The start of 2020 has been an unprecedented one for small businesses with the economy impacted by drought, the devastating bushfires, and now floods and the coronavirus.  At Xero, our thoughts and sympathies are constantly with those that have been affected. Throughout February we are running our annual roadshows around Australia and we are valuing hearing from our accounting and bookkeeping partners about those that are most impacted at this time.

In light of this context to the start of the year, it is encouraging that there is new momentum around issues of critical importance to small business – that of cash flow and late payments.   

As it happens, the toughest month for small business also occurs at this time of the year, in February. That’s when cash flow, the lifeblood of small business, usually hits its weakest level. Money owed to small firms typically arrives late in the last days of summer while expenses can stack up, leaving business owners strapped for cash. 

There are a few reasons that challenges converge in February, but the data is clear. On average, over the past five years, just 47 percent of businesses were cash-flow positive in February, based on data from Xero Small Business Insights. That compares with a five-year average of 51 percent for the full year, and 56 percent for the December just passed.  

Summer slowdown

Late payments are one reason for the cash-flow challenges in February. In fact, we see this in the numbers from Small Business Insights. Last February, for example, the average 30-day invoice was paid almost six days late. That compares with just four days late on average for all of 2019. 

Adding to the pressure on February cash flow is the post-Christmas inventory cycle. Stock that was exhausted over the busy holiday period must be usually replenished in January and February. This extra expense can help deplete a business’s cash balance. 

So what can businesses do to improve cash flow in February and throughout the year? There’s one solution that all Australian businesses will soon be able to take advantage of. The federal government has recently agreed on an e-invoicing standard and pledged to pay small businesses e-invoices within five days. 


With the government’s encouragement, big businesses may also adopt e-invoicing and offer faster payment to their small business suppliers. E-invoicing reduces billing errors and administrative handling, which can speed up payment times and help small-business cash flow. 

For further tips on getting paid faster, be sure to also see the Xero Small Business Insights special report “Paying the price: The economic impact of big businesses paying Australian small businesses late.” It offers three concrete steps that businesses can take to improve cash flow now. 

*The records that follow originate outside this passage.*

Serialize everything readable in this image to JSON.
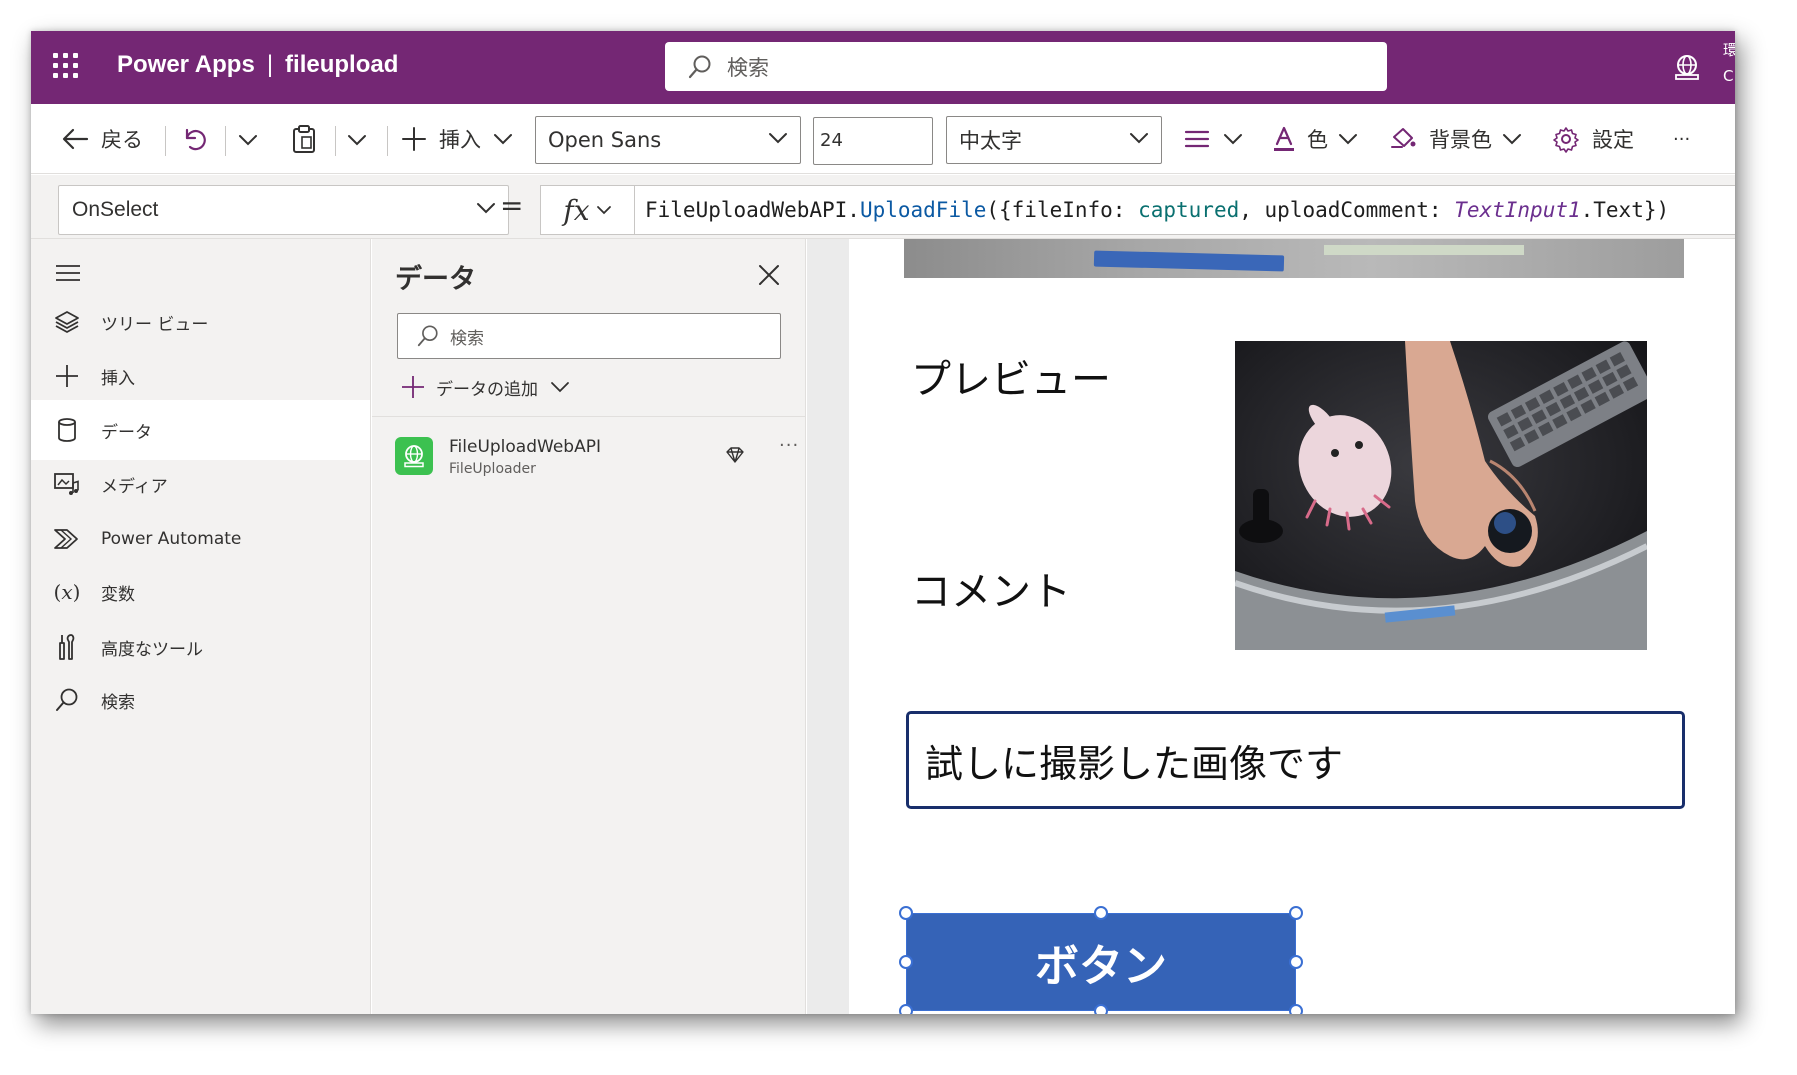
{
  "header": {
    "app_name": "Power Apps",
    "separator": "|",
    "app_title": "fileupload",
    "search_placeholder": "検索",
    "env_text_1": "環",
    "env_text_2": "C"
  },
  "toolbar": {
    "back_label": "戻る",
    "insert_label": "挿入",
    "font_family": "Open Sans",
    "font_size": "24",
    "font_weight": "中太字",
    "color_label": "色",
    "bg_color_label": "背景色",
    "settings_label": "設定",
    "more": "···"
  },
  "formula_bar": {
    "property": "OnSelect",
    "equals": "=",
    "fx": "fx",
    "tokens": {
      "t1": "FileUploadWebAPI.",
      "t2": "UploadFile",
      "t3": "({fileInfo: ",
      "t4": "captured",
      "t5": ", uploadComment: ",
      "t6": "TextInput1",
      "t7": ".Text})"
    }
  },
  "sidebar": {
    "items": [
      {
        "label": "ツリー ビュー",
        "icon": "layers-icon"
      },
      {
        "label": "挿入",
        "icon": "plus-icon"
      },
      {
        "label": "データ",
        "icon": "database-icon"
      },
      {
        "label": "メディア",
        "icon": "media-icon"
      },
      {
        "label": "Power Automate",
        "icon": "power-automate-icon"
      },
      {
        "label": "変数",
        "icon": "variable-icon"
      },
      {
        "label": "高度なツール",
        "icon": "tools-icon"
      },
      {
        "label": "検索",
        "icon": "search-icon"
      }
    ],
    "variable_glyph": "(𝑥)"
  },
  "data_pane": {
    "title": "データ",
    "search_placeholder": "検索",
    "add_data_label": "データの追加",
    "source_name": "FileUploadWebAPI",
    "source_sub": "FileUploader",
    "more": "···"
  },
  "canvas": {
    "preview_label": "プレビュー",
    "comment_label": "コメント",
    "comment_value": "試しに撮影した画像です",
    "button_label": "ボタン"
  },
  "colors": {
    "header_bg": "#742774",
    "button_bg": "#3563b7",
    "input_border": "#182e6b",
    "connector_green": "#3cc150"
  }
}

While February is a challenging time, there is good news to report. In every month of 2019, we saw late payment figures post their best numbers ever for that month in Xero Small Business Insights data. December 2019 was especially noteworthy: 

Invoices with 30-day terms were paid just two days late on average – the lowest figure in five years of Xero SBI data. 

This trend bodes well for 2020, and again the federal government deserves some credit. In July, Canberra pledged to pay all small business invoices within 20 days. And through a new procurement policy being developed, the government will require large businesses tendering for government contracts to match its 20-day payment policy.

Lawmakers are also developing a payment-times reporting framework that will pressure large businesses to do better. Businesses with an annual turnover of over $100 million will have to publish information about how they pay small businesses. Small firms can then make more informed decisions about their potential customers, and large businesses will face public scrutiny about their payment practices.

In the months ahead, we hope that combination of e-invoicing, federal procurement policies and small-business technology tools will start to give small businesses a much needed boost.  Small businesses generate about a third of GDP and employ almost half of all workers. If we can help them thrive, the benefit should accrue to all Australians.